[Start of Attachment]
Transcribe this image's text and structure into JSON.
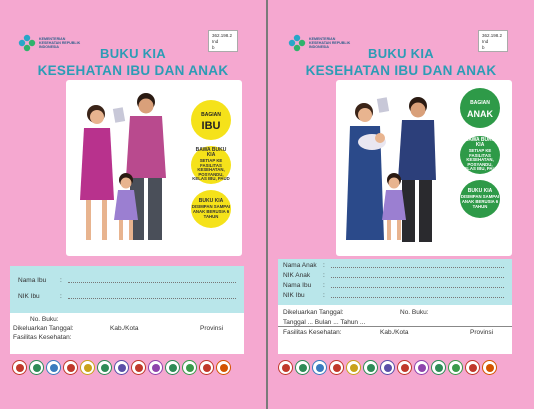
{
  "left": {
    "ministry": "KEMENTERIAN KESEHATAN REPUBLIK INDONESIA",
    "code": [
      "362.198.2",
      "Ind",
      "b"
    ],
    "title_line1": "BUKU KIA",
    "title_line2": "KESEHATAN IBU DAN ANAK",
    "badge_main": {
      "small": "BAGIAN",
      "big": "IBU",
      "color": "#f5e21a"
    },
    "badge_1": {
      "title": "BAWA BUKU KIA",
      "text": "SETIAP KE FASILITAS KESEHATAN, POSYANDU, KELAS IBU, PAUD",
      "color": "#f5e21a"
    },
    "badge_2": {
      "title": "BUKU KIA",
      "text": "DISIMPAN SAMPAI ANAK BERUSIA 6 TAHUN",
      "color": "#f5e21a"
    },
    "fields": [
      {
        "label": "Nama Ibu",
        "sep": ":"
      },
      {
        "label": "NIK Ibu",
        "sep": ":"
      }
    ],
    "no_buku": "No. Buku:",
    "dikeluarkan": "Dikeluarkan Tanggal:",
    "kab": "Kab./Kota",
    "provinsi": "Provinsi",
    "fasilitas": "Fasilitas Kesehatan:"
  },
  "right": {
    "ministry": "KEMENTERIAN KESEHATAN REPUBLIK INDONESIA",
    "code": [
      "362.198.2",
      "Ind",
      "b"
    ],
    "title_line1": "BUKU KIA",
    "title_line2": "KESEHATAN IBU DAN ANAK",
    "badge_main": {
      "small": "BAGIAN",
      "big": "ANAK",
      "color": "#2e9a48"
    },
    "badge_1": {
      "title": "BAWA BUKU KIA",
      "text": "SETIAP KE FASILITAS KESEHATAN, POSYANDU, KELAS IBU, PAUD",
      "color": "#2e9a48"
    },
    "badge_2": {
      "title": "BUKU KIA",
      "text": "DISIMPAN SAMPAI ANAK BERUSIA 6 TAHUN",
      "color": "#2e9a48"
    },
    "fields": [
      {
        "label": "Nama Anak",
        "sep": ":"
      },
      {
        "label": "NIK Anak",
        "sep": ":"
      },
      {
        "label": "Nama Ibu",
        "sep": ":"
      },
      {
        "label": "NIK Ibu",
        "sep": ":"
      }
    ],
    "dikeluarkan": "Dikeluarkan Tanggal:",
    "no_buku": "No. Buku:",
    "tanggal_line": "Tanggal ... Bulan ... Tahun ...",
    "fasilitas": "Fasilitas Kesehatan:",
    "kab": "Kab./Kota",
    "provinsi": "Provinsi"
  },
  "seals": [
    {
      "icon": "pkk-seal-icon",
      "color": "#c0392b"
    },
    {
      "icon": "garuda-seal-icon",
      "color": "#2e8b57"
    },
    {
      "icon": "tut-wuri-seal-icon",
      "color": "#3a7bbf"
    },
    {
      "icon": "star-seal-icon",
      "color": "#c0392b"
    },
    {
      "icon": "gold-seal-icon",
      "color": "#c9a21a"
    },
    {
      "icon": "green-seal-icon",
      "color": "#2e8b57"
    },
    {
      "icon": "blue-seal-icon",
      "color": "#5a4fa8"
    },
    {
      "icon": "torch-seal-icon",
      "color": "#c0392b"
    },
    {
      "icon": "emblem-seal-icon",
      "color": "#8e44ad"
    },
    {
      "icon": "cross-seal-icon",
      "color": "#2e8b57"
    },
    {
      "icon": "idai-seal-icon",
      "color": "#3a9a4a"
    },
    {
      "icon": "pink-seal-icon",
      "color": "#c0392b"
    },
    {
      "icon": "ibi-seal-icon",
      "color": "#d35400"
    }
  ]
}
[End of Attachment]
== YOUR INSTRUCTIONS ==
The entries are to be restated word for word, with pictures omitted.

== EXERCISE SOLUTION ==
Transcribe this image's text and structure into JSON.
{
  "left": {
    "ministry": "KEMENTERIAN KESEHATAN REPUBLIK INDONESIA",
    "code": [
      "362.198.2",
      "Ind",
      "b"
    ],
    "title_line1": "BUKU KIA",
    "title_line2": "KESEHATAN IBU DAN ANAK",
    "badge_main": {
      "small": "BAGIAN",
      "big": "IBU",
      "color": "#f5e21a"
    },
    "badge_1": {
      "title": "BAWA BUKU KIA",
      "text": "SETIAP KE FASILITAS KESEHATAN, POSYANDU, KELAS IBU, PAUD",
      "color": "#f5e21a"
    },
    "badge_2": {
      "title": "BUKU KIA",
      "text": "DISIMPAN SAMPAI ANAK BERUSIA 6 TAHUN",
      "color": "#f5e21a"
    },
    "fields": [
      {
        "label": "Nama Ibu",
        "sep": ":"
      },
      {
        "label": "NIK Ibu",
        "sep": ":"
      }
    ],
    "no_buku": "No. Buku:",
    "dikeluarkan": "Dikeluarkan Tanggal:",
    "kab": "Kab./Kota",
    "provinsi": "Provinsi",
    "fasilitas": "Fasilitas Kesehatan:"
  },
  "right": {
    "ministry": "KEMENTERIAN KESEHATAN REPUBLIK INDONESIA",
    "code": [
      "362.198.2",
      "Ind",
      "b"
    ],
    "title_line1": "BUKU KIA",
    "title_line2": "KESEHATAN IBU DAN ANAK",
    "badge_main": {
      "small": "BAGIAN",
      "big": "ANAK",
      "color": "#2e9a48"
    },
    "badge_1": {
      "title": "BAWA BUKU KIA",
      "text": "SETIAP KE FASILITAS KESEHATAN, POSYANDU, KELAS IBU, PAUD",
      "color": "#2e9a48"
    },
    "badge_2": {
      "title": "BUKU KIA",
      "text": "DISIMPAN SAMPAI ANAK BERUSIA 6 TAHUN",
      "color": "#2e9a48"
    },
    "fields": [
      {
        "label": "Nama Anak",
        "sep": ":"
      },
      {
        "label": "NIK Anak",
        "sep": ":"
      },
      {
        "label": "Nama Ibu",
        "sep": ":"
      },
      {
        "label": "NIK Ibu",
        "sep": ":"
      }
    ],
    "dikeluarkan": "Dikeluarkan Tanggal:",
    "no_buku": "No. Buku:",
    "tanggal_line": "Tanggal ... Bulan ... Tahun ...",
    "fasilitas": "Fasilitas Kesehatan:",
    "kab": "Kab./Kota",
    "provinsi": "Provinsi"
  },
  "seals": [
    {
      "icon": "pkk-seal-icon",
      "color": "#c0392b"
    },
    {
      "icon": "garuda-seal-icon",
      "color": "#2e8b57"
    },
    {
      "icon": "tut-wuri-seal-icon",
      "color": "#3a7bbf"
    },
    {
      "icon": "star-seal-icon",
      "color": "#c0392b"
    },
    {
      "icon": "gold-seal-icon",
      "color": "#c9a21a"
    },
    {
      "icon": "green-seal-icon",
      "color": "#2e8b57"
    },
    {
      "icon": "blue-seal-icon",
      "color": "#5a4fa8"
    },
    {
      "icon": "torch-seal-icon",
      "color": "#c0392b"
    },
    {
      "icon": "emblem-seal-icon",
      "color": "#8e44ad"
    },
    {
      "icon": "cross-seal-icon",
      "color": "#2e8b57"
    },
    {
      "icon": "idai-seal-icon",
      "color": "#3a9a4a"
    },
    {
      "icon": "pink-seal-icon",
      "color": "#c0392b"
    },
    {
      "icon": "ibi-seal-icon",
      "color": "#d35400"
    }
  ]
}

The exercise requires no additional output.